**PROVIDED DATA:**
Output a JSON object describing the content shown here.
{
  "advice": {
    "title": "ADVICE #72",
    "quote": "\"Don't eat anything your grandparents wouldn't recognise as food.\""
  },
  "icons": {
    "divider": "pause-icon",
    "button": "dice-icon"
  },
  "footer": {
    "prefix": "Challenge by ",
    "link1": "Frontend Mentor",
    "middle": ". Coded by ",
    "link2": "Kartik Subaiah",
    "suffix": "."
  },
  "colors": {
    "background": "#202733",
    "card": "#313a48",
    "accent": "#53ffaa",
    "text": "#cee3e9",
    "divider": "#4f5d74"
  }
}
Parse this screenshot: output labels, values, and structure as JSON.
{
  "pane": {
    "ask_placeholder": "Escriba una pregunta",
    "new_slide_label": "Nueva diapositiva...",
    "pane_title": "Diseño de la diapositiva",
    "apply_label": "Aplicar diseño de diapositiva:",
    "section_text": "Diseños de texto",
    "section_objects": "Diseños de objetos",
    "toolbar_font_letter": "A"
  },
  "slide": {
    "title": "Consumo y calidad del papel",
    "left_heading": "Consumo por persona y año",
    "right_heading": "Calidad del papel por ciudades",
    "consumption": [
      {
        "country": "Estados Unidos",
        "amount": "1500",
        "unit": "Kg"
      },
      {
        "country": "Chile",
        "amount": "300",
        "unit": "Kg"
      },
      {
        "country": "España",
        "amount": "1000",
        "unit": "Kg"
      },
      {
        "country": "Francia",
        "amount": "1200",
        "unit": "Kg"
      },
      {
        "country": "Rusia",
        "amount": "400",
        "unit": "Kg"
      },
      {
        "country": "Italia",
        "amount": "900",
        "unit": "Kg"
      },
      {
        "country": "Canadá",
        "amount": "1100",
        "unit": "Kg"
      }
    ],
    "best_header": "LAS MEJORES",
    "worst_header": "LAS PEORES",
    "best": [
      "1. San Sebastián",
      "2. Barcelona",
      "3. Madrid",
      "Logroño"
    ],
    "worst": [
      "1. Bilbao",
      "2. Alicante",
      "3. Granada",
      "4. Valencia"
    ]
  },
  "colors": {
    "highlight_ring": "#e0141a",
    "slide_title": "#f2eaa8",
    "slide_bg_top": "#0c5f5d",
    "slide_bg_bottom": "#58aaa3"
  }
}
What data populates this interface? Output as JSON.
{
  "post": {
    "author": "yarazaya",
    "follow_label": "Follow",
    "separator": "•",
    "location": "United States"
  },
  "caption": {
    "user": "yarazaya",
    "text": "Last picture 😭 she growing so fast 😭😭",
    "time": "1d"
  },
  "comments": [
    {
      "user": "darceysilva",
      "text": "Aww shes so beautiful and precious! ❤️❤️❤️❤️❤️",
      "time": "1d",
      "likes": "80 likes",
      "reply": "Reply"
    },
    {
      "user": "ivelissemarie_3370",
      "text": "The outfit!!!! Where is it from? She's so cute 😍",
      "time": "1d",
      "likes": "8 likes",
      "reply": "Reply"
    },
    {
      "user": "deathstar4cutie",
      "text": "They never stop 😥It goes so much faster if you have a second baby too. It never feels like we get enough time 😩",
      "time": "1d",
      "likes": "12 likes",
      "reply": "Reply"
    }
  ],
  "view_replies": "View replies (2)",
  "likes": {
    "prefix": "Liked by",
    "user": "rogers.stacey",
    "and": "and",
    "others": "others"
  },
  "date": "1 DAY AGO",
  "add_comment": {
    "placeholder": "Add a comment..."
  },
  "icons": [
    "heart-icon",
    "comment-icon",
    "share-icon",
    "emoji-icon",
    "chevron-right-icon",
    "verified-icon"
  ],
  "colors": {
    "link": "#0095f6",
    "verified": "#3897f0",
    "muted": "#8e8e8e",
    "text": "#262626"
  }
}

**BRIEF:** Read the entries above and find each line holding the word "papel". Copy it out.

**RESULT BELOW:**
    "title": "Consumo y calidad del papel",
    "right_heading": "Calidad del papel por ciudades",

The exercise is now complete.